In 2012, I started sketching out anthropomorphic designs. In 2015, I made a constructor toy that stood on my desk. It also had clocks and hour and minute indicators, and a moonphase indicator. In 2016, I made a piece for the 2017 Baselworld, but it didn’t work, so I had to quickly come up with something new. I thought, “Why not just add the eyes?”. It was an unusual idea, certainly a risk. After the idea emerged, I started sketching, looking for the right proportions, the right details that would combine into a coherent whole, a face, like [Italian painter] Arcimboldo arranging a portrait from fruits and vegetables. It’s very similar; you need to make something bright, and joyful, like a smiling face, out of watch details. And then you must design a movement to make it all work correctly.
WTI: Five years of the Joker series—how has the line, and you as a watchmaker, evolved with it?
KC: The first watch was in a 42mm casing, based on the ETA movement. Then complications started. For example, the Dracula watch had a day-night indicator shaped like Dracula’s fangs. Another interesting one was the Mouse King watch with the character crown used as the winder crown. The Minotaur has the day of the week indicator in the nostrils. One of my favourites is the Joker Selfie watch, sold through the Only Watch auction, the first self-portrait watch in the world. The Martian watch was the most expensive Russian watch ever sold—CHF 2,90,000 in a charity auction. It was also the first Konstantin Chaykin watch with a Martian calendar, and the first watch with a tourbillon made in Russia. We’re also working on developing a base movement of our own.

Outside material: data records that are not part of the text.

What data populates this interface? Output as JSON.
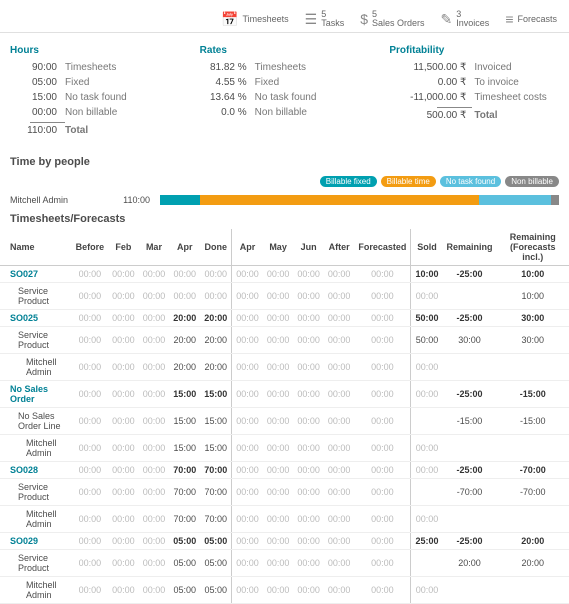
{
  "tabs": [
    {
      "icon": "📅",
      "label": "Timesheets",
      "count": ""
    },
    {
      "icon": "☰",
      "label": "Tasks",
      "count": "5"
    },
    {
      "icon": "$",
      "label": "Sales Orders",
      "count": "5"
    },
    {
      "icon": "✎",
      "label": "Invoices",
      "count": "3"
    },
    {
      "icon": "≡",
      "label": "Forecasts",
      "count": ""
    }
  ],
  "hours": {
    "title": "Hours",
    "rows": [
      {
        "v": "90:00",
        "l": "Timesheets"
      },
      {
        "v": "05:00",
        "l": "Fixed"
      },
      {
        "v": "15:00",
        "l": "No task found"
      },
      {
        "v": "00:00",
        "l": "Non billable"
      }
    ],
    "total": {
      "v": "110:00",
      "l": "Total"
    }
  },
  "rates": {
    "title": "Rates",
    "rows": [
      {
        "v": "81.82 %",
        "l": "Timesheets"
      },
      {
        "v": "4.55 %",
        "l": "Fixed"
      },
      {
        "v": "13.64 %",
        "l": "No task found"
      },
      {
        "v": "0.0 %",
        "l": "Non billable"
      }
    ]
  },
  "prof": {
    "title": "Profitability",
    "rows": [
      {
        "v": "11,500.00 ₹",
        "l": "Invoiced"
      },
      {
        "v": "0.00 ₹",
        "l": "To invoice"
      },
      {
        "v": "-11,000.00 ₹",
        "l": "Timesheet costs"
      }
    ],
    "total": {
      "v": "500.00 ₹",
      "l": "Total"
    }
  },
  "timeByPeople": {
    "title": "Time by people",
    "legend": [
      "Billable fixed",
      "Billable time",
      "No task found",
      "Non billable"
    ],
    "person": {
      "name": "Mitchell Admin",
      "value": "110:00",
      "segs": [
        {
          "c": "c-bf",
          "w": 10
        },
        {
          "c": "c-bt",
          "w": 70
        },
        {
          "c": "c-nt",
          "w": 18
        },
        {
          "c": "c-nb",
          "w": 2
        }
      ]
    }
  },
  "tfTitle": "Timesheets/Forecasts",
  "headers": [
    "Name",
    "Before",
    "Feb",
    "Mar",
    "Apr",
    "Done",
    "Apr",
    "May",
    "Jun",
    "After",
    "Forecasted",
    "Sold",
    "Remaining",
    "Remaining (Forecasts incl.)"
  ],
  "chart_data": {
    "type": "table",
    "title": "Timesheets/Forecasts",
    "columns": [
      "Name",
      "Before",
      "Feb",
      "Mar",
      "Apr",
      "Done",
      "Apr",
      "May",
      "Jun",
      "After",
      "Forecasted",
      "Sold",
      "Remaining",
      "Remaining (Forecasts incl.)"
    ],
    "rows": [
      {
        "name": "SO027",
        "link": true,
        "indent": 0,
        "cells": [
          "00:00",
          "00:00",
          "00:00",
          "00:00",
          "00:00",
          "00:00",
          "00:00",
          "00:00",
          "00:00",
          "00:00",
          "10:00",
          "-25:00",
          "10:00"
        ],
        "bold": [
          10,
          11,
          12
        ]
      },
      {
        "name": "Service Product",
        "link": false,
        "indent": 1,
        "cells": [
          "00:00",
          "00:00",
          "00:00",
          "00:00",
          "00:00",
          "00:00",
          "00:00",
          "00:00",
          "00:00",
          "00:00",
          "00:00",
          "",
          "10:00"
        ],
        "bold": []
      },
      {
        "name": "SO025",
        "link": true,
        "indent": 0,
        "cells": [
          "00:00",
          "00:00",
          "00:00",
          "20:00",
          "20:00",
          "00:00",
          "00:00",
          "00:00",
          "00:00",
          "00:00",
          "50:00",
          "-25:00",
          "30:00"
        ],
        "bold": [
          3,
          4,
          10,
          11,
          12
        ]
      },
      {
        "name": "Service Product",
        "link": false,
        "indent": 1,
        "cells": [
          "00:00",
          "00:00",
          "00:00",
          "20:00",
          "20:00",
          "00:00",
          "00:00",
          "00:00",
          "00:00",
          "00:00",
          "50:00",
          "30:00",
          "30:00"
        ],
        "bold": []
      },
      {
        "name": "Mitchell Admin",
        "link": false,
        "indent": 2,
        "cells": [
          "00:00",
          "00:00",
          "00:00",
          "20:00",
          "20:00",
          "00:00",
          "00:00",
          "00:00",
          "00:00",
          "00:00",
          "00:00",
          "",
          ""
        ],
        "bold": []
      },
      {
        "name": "No Sales Order",
        "link": true,
        "indent": 0,
        "cells": [
          "00:00",
          "00:00",
          "00:00",
          "15:00",
          "15:00",
          "00:00",
          "00:00",
          "00:00",
          "00:00",
          "00:00",
          "00:00",
          "-25:00",
          "-15:00"
        ],
        "bold": [
          3,
          4,
          11,
          12
        ]
      },
      {
        "name": "No Sales Order Line",
        "link": false,
        "indent": 1,
        "cells": [
          "00:00",
          "00:00",
          "00:00",
          "15:00",
          "15:00",
          "00:00",
          "00:00",
          "00:00",
          "00:00",
          "00:00",
          "",
          "-15:00",
          "-15:00"
        ],
        "bold": []
      },
      {
        "name": "Mitchell Admin",
        "link": false,
        "indent": 2,
        "cells": [
          "00:00",
          "00:00",
          "00:00",
          "15:00",
          "15:00",
          "00:00",
          "00:00",
          "00:00",
          "00:00",
          "00:00",
          "00:00",
          "",
          ""
        ],
        "bold": []
      },
      {
        "name": "SO028",
        "link": true,
        "indent": 0,
        "cells": [
          "00:00",
          "00:00",
          "00:00",
          "70:00",
          "70:00",
          "00:00",
          "00:00",
          "00:00",
          "00:00",
          "00:00",
          "00:00",
          "-25:00",
          "-70:00"
        ],
        "bold": [
          3,
          4,
          11,
          12
        ]
      },
      {
        "name": "Service Product",
        "link": false,
        "indent": 1,
        "cells": [
          "00:00",
          "00:00",
          "00:00",
          "70:00",
          "70:00",
          "00:00",
          "00:00",
          "00:00",
          "00:00",
          "00:00",
          "",
          "-70:00",
          "-70:00"
        ],
        "bold": []
      },
      {
        "name": "Mitchell Admin",
        "link": false,
        "indent": 2,
        "cells": [
          "00:00",
          "00:00",
          "00:00",
          "70:00",
          "70:00",
          "00:00",
          "00:00",
          "00:00",
          "00:00",
          "00:00",
          "00:00",
          "",
          ""
        ],
        "bold": []
      },
      {
        "name": "SO029",
        "link": true,
        "indent": 0,
        "cells": [
          "00:00",
          "00:00",
          "00:00",
          "05:00",
          "05:00",
          "00:00",
          "00:00",
          "00:00",
          "00:00",
          "00:00",
          "25:00",
          "-25:00",
          "20:00"
        ],
        "bold": [
          3,
          4,
          10,
          11,
          12
        ]
      },
      {
        "name": "Service Product",
        "link": false,
        "indent": 1,
        "cells": [
          "00:00",
          "00:00",
          "00:00",
          "05:00",
          "05:00",
          "00:00",
          "00:00",
          "00:00",
          "00:00",
          "00:00",
          "",
          "20:00",
          "20:00"
        ],
        "bold": []
      },
      {
        "name": "Mitchell Admin",
        "link": false,
        "indent": 2,
        "cells": [
          "00:00",
          "00:00",
          "00:00",
          "05:00",
          "05:00",
          "00:00",
          "00:00",
          "00:00",
          "00:00",
          "00:00",
          "00:00",
          "",
          ""
        ],
        "bold": []
      }
    ]
  }
}
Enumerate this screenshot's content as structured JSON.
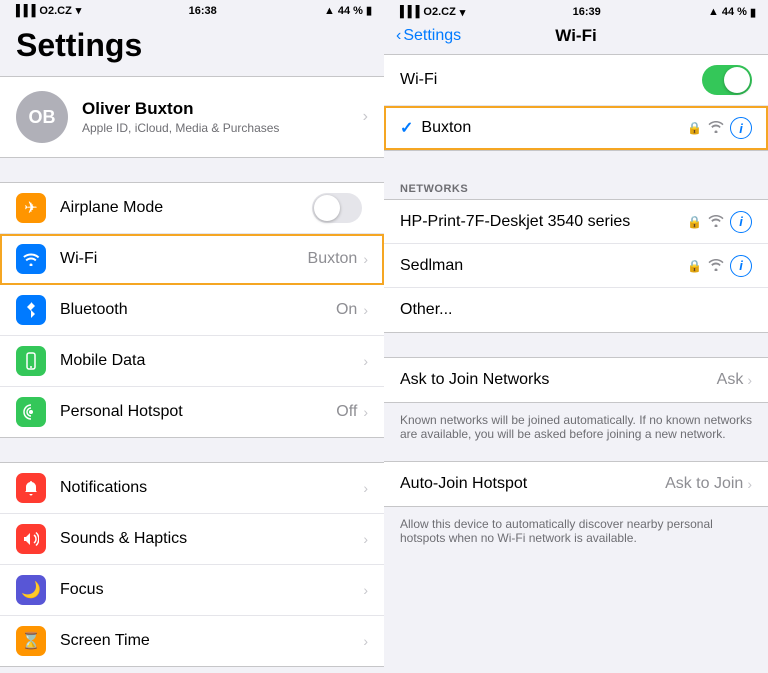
{
  "left": {
    "statusBar": {
      "carrier": "O2.CZ",
      "wifi": "📶",
      "time": "16:38",
      "battery": "44 %"
    },
    "title": "Settings",
    "profile": {
      "initials": "OB",
      "name": "Oliver Buxton",
      "subtitle": "Apple ID, iCloud, Media & Purchases"
    },
    "group1": [
      {
        "id": "airplane",
        "label": "Airplane Mode",
        "value": "",
        "showToggle": true
      },
      {
        "id": "wifi",
        "label": "Wi-Fi",
        "value": "Buxton",
        "highlighted": true
      },
      {
        "id": "bluetooth",
        "label": "Bluetooth",
        "value": "On"
      },
      {
        "id": "mobile",
        "label": "Mobile Data",
        "value": ""
      },
      {
        "id": "hotspot",
        "label": "Personal Hotspot",
        "value": "Off"
      }
    ],
    "group2": [
      {
        "id": "notifications",
        "label": "Notifications",
        "value": ""
      },
      {
        "id": "sounds",
        "label": "Sounds & Haptics",
        "value": ""
      },
      {
        "id": "focus",
        "label": "Focus",
        "value": ""
      },
      {
        "id": "screentime",
        "label": "Screen Time",
        "value": ""
      }
    ]
  },
  "right": {
    "statusBar": {
      "carrier": "O2.CZ",
      "time": "16:39",
      "battery": "44 %"
    },
    "nav": {
      "back": "Settings",
      "title": "Wi-Fi"
    },
    "wifiToggle": {
      "label": "Wi-Fi",
      "enabled": true
    },
    "connectedNetwork": {
      "name": "Buxton",
      "highlighted": true
    },
    "sectionHeader": "NETWORKS",
    "networks": [
      {
        "name": "HP-Print-7F-Deskjet 3540 series",
        "hasLock": true,
        "hasInfo": true
      },
      {
        "name": "Sedlman",
        "hasLock": true,
        "hasInfo": true
      },
      {
        "name": "Other...",
        "hasLock": false,
        "hasInfo": false
      }
    ],
    "askToJoin": {
      "label": "Ask to Join Networks",
      "value": "Ask",
      "description": "Known networks will be joined automatically. If no known networks are available, you will be asked before joining a new network."
    },
    "autoJoin": {
      "label": "Auto-Join Hotspot",
      "value": "Ask to Join",
      "description": "Allow this device to automatically discover nearby personal hotspots when no Wi-Fi network is available."
    }
  }
}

WTI: Harley Quinn is the first female character in the Wristmons collection. What made you choose her?
KC: The image of this heroine was always in my mind. When I designed the first Joker watch, I was not thinking specifically about the DC character, even though the image had a wider cultural significance. The demand for women’s watches with an anthropomorphic design was there, so when I had an idea to celebrate the anniversary with a Joker redesign specifically referencing the DC character, it was only natural that he should be accompanied by his girlfriend. Harley Quinn is an obvious choice for an anthropomorphic watch design—[she is] as audacious as the Joker himself. It is exactly this kind of colourful, recognisable character that makes the anthropomorphic watch recognisable and impactful.
WTI: Please elaborate on the movement used to power the Joker 5, which also has a new type of finishing.
KC: It features a new type of mainplate finish that I used for a non-unique piece for the first time. Secondly, it has an exposed skeletonised dial that both adds complexity and makes manufacturing substantially more difficult, requiring each detail to be perfectly finished. The movement is complex with a retrograde indication that requires complex fine-tuning. Specifically, one detail, the scroll, is fitted completely by hand to ensure the day of the week indication works perfectly. Lastly, the wheels used for indicators were designed by me in the shape of card suits, and the levers are shaped as a stylised letter ‘J’. The dial is open, so you can clearly see that all four suits are present in the movement.
WTI: Where do you plan to take the Konstantin Chaykin Joker series in coming years?
KC: Most likely we will continue working with licenced characters and introduce watches with more interesting complications. I won’t reveal specific ideas for now, though. A new model announcement will be coming soon.
Images: Courtesy Konstantin Chaykin
The story first appeared in the October-December Issue of WatchTime India. To subscribe, click here